Listed entries |
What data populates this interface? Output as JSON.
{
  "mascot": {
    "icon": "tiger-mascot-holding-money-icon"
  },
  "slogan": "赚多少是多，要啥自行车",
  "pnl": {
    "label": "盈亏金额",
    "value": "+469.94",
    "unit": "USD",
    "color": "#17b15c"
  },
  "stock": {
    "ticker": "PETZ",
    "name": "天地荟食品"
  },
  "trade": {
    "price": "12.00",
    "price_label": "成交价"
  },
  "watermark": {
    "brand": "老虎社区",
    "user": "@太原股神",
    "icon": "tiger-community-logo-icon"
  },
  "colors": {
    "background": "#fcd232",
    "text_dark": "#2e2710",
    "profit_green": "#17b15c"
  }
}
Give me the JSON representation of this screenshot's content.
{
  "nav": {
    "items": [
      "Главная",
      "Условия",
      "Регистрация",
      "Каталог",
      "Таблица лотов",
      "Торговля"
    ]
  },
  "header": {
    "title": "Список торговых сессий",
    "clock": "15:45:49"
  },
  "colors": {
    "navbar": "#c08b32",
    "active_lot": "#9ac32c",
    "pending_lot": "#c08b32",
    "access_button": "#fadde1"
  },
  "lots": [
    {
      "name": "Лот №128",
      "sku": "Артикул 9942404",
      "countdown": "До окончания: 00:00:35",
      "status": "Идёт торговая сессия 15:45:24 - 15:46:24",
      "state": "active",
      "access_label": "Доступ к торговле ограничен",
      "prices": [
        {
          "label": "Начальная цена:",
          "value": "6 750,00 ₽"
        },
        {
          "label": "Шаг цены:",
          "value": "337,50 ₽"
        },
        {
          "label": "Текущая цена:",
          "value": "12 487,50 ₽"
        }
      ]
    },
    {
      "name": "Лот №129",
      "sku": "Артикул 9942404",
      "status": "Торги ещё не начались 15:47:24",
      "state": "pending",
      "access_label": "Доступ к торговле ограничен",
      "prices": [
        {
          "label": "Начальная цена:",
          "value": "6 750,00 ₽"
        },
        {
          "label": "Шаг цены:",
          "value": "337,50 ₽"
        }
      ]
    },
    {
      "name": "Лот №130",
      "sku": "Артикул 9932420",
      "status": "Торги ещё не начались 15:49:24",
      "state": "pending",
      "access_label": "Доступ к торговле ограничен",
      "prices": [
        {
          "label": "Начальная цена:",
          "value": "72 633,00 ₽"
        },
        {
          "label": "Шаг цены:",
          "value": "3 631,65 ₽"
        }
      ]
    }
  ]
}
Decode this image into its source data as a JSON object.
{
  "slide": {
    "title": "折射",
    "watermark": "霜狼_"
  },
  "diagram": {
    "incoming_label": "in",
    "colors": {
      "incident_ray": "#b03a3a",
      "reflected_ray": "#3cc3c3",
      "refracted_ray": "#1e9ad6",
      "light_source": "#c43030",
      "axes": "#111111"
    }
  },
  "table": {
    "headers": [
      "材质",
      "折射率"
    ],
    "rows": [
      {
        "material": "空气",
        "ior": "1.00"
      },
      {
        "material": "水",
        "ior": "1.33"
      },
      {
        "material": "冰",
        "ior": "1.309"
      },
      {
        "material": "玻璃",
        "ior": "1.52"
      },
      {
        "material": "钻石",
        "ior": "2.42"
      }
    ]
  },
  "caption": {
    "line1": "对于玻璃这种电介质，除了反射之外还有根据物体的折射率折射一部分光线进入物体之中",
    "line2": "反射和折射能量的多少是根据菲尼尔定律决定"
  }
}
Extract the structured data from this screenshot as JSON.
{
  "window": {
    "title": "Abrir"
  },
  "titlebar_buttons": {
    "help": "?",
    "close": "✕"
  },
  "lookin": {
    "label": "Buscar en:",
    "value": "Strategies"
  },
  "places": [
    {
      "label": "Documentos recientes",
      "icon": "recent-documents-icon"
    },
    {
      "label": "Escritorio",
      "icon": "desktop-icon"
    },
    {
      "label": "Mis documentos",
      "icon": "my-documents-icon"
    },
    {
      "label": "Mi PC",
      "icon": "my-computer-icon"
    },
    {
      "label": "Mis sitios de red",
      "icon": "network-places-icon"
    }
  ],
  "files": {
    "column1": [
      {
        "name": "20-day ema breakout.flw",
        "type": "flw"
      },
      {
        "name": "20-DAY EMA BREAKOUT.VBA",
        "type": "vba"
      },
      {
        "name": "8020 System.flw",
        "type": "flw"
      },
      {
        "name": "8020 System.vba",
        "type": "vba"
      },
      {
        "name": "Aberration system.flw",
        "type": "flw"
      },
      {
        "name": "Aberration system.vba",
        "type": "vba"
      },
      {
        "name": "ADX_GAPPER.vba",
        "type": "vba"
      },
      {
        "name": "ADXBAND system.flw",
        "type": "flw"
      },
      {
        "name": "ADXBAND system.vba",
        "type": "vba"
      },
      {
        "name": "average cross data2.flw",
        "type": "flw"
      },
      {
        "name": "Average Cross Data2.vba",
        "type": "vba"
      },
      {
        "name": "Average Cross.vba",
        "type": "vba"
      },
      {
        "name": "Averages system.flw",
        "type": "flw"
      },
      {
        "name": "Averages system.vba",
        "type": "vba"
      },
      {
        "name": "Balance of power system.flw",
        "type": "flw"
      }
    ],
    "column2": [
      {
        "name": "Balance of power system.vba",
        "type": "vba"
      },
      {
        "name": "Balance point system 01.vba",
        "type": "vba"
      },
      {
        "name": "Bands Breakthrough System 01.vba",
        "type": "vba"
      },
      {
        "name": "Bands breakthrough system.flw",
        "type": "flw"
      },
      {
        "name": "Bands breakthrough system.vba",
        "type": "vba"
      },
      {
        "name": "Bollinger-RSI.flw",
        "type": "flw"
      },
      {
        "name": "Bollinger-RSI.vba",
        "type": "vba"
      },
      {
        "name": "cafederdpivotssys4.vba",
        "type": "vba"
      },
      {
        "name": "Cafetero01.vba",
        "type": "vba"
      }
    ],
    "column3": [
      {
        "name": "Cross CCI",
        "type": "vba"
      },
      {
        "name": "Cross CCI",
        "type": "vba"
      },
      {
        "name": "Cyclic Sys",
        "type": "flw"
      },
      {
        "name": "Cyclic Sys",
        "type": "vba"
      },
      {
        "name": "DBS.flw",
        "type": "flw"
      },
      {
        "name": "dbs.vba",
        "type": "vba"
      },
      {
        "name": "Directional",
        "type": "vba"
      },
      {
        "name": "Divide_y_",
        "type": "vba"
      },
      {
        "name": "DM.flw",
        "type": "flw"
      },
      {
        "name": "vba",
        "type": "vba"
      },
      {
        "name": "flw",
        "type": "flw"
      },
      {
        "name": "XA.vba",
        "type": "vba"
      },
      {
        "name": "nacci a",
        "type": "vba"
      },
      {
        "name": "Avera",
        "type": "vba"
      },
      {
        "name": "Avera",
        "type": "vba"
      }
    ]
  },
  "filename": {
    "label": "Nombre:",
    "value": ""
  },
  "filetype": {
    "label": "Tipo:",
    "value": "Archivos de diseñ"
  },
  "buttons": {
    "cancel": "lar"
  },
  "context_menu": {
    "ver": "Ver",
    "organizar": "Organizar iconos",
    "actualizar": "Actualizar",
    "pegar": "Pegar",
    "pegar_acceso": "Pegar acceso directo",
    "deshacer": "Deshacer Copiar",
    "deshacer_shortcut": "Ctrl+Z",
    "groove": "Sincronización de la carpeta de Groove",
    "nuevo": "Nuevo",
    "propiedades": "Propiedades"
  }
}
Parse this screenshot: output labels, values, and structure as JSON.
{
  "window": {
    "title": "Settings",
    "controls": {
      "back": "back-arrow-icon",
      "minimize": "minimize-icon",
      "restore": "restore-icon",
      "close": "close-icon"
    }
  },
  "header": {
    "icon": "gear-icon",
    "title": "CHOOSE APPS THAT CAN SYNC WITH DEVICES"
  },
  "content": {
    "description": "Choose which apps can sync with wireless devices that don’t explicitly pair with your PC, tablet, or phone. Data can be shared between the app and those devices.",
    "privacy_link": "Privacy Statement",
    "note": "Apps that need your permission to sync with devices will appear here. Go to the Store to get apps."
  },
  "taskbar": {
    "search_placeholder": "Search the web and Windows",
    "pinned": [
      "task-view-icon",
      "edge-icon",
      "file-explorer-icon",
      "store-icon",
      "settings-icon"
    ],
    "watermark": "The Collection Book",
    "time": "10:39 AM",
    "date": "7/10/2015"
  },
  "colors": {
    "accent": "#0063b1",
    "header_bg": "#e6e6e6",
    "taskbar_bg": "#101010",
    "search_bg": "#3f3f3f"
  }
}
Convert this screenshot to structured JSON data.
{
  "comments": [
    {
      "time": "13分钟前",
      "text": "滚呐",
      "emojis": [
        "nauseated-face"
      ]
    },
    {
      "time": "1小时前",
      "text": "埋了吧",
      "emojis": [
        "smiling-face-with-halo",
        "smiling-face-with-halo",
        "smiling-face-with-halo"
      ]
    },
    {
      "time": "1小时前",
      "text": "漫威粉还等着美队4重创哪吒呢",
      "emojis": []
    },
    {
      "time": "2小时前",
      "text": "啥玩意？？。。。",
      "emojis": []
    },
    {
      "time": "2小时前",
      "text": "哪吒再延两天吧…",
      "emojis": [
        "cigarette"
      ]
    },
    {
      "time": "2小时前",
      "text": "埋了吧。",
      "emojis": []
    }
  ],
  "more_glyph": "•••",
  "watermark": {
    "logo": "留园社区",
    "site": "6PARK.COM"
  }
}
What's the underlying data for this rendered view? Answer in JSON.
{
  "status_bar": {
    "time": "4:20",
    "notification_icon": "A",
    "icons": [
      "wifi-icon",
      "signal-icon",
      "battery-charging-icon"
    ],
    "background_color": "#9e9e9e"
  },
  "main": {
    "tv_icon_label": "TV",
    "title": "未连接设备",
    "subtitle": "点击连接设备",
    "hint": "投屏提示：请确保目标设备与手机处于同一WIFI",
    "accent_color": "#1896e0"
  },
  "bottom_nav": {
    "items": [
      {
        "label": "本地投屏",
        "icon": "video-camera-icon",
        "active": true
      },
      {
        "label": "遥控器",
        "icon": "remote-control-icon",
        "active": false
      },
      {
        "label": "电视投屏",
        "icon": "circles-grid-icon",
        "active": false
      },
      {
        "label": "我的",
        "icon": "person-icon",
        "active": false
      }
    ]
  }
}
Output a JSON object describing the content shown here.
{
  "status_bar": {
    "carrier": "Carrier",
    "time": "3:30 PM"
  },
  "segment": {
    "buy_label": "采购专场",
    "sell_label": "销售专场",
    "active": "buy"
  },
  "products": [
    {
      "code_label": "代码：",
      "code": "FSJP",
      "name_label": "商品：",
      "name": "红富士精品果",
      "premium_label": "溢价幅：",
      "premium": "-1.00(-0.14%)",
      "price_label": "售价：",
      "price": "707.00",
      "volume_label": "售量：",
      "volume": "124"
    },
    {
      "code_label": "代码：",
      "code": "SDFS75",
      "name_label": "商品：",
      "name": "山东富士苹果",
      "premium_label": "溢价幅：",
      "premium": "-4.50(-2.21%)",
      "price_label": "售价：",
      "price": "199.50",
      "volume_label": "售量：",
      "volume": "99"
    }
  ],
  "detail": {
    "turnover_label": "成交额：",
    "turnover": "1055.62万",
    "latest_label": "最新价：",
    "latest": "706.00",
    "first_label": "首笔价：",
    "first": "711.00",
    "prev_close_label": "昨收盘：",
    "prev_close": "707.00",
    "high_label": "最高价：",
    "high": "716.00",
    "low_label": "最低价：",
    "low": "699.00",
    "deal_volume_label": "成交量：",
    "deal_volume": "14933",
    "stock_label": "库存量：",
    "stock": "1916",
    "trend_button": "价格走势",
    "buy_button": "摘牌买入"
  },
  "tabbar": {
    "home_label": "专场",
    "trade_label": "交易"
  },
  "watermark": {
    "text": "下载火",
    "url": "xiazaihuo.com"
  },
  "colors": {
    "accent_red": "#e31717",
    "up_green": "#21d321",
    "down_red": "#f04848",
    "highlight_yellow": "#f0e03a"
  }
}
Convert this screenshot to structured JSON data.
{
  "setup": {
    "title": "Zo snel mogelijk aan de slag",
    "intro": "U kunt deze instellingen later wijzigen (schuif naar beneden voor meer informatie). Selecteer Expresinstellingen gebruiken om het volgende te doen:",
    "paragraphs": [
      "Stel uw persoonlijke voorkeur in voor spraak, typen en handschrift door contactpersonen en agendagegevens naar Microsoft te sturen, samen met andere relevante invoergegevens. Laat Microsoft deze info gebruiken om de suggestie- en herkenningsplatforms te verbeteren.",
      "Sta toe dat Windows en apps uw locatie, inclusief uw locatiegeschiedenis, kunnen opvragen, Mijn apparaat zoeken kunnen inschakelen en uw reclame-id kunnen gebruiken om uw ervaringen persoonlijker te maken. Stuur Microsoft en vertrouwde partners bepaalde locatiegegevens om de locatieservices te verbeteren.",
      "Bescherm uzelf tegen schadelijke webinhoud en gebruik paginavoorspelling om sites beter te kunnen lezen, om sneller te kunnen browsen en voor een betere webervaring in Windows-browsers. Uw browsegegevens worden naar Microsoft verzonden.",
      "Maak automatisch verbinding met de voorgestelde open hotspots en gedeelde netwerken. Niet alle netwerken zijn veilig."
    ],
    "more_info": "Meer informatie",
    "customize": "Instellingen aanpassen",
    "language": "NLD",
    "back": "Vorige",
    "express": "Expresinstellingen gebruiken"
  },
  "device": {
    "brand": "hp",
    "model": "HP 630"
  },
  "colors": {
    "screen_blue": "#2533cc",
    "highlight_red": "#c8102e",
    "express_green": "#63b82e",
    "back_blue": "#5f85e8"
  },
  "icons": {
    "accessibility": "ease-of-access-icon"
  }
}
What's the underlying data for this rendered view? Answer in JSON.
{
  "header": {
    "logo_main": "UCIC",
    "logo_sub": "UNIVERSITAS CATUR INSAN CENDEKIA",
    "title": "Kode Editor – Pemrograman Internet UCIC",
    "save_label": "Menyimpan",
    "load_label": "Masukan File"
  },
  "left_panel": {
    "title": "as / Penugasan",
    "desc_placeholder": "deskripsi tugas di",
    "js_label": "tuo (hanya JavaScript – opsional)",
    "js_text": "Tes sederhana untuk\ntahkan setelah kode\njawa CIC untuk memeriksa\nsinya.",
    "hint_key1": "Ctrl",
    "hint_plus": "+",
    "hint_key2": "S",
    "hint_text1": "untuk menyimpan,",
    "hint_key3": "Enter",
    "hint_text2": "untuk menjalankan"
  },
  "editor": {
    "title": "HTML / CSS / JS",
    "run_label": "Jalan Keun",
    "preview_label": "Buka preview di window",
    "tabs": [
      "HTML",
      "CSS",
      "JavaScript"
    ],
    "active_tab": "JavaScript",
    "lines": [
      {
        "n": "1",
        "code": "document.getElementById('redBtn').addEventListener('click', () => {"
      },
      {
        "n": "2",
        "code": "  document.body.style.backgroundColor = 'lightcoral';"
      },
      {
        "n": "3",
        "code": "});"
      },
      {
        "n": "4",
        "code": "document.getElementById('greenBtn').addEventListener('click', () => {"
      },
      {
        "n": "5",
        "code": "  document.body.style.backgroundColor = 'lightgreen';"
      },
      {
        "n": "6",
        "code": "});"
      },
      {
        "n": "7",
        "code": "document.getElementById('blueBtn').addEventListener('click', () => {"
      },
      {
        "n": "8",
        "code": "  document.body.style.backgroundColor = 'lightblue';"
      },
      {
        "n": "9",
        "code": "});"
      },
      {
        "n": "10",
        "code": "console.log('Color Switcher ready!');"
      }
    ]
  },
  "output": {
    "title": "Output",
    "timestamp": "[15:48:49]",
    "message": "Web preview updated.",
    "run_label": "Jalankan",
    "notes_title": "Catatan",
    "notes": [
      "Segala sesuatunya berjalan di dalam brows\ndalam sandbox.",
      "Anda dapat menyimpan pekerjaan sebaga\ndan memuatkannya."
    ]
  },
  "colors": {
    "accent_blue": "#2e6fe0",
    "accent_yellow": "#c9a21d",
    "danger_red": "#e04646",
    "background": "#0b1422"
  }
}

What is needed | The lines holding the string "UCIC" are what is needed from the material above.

Answer to this task |
    "logo_main": "UCIC",
    "title": "Kode Editor – Pemrograman Internet UCIC",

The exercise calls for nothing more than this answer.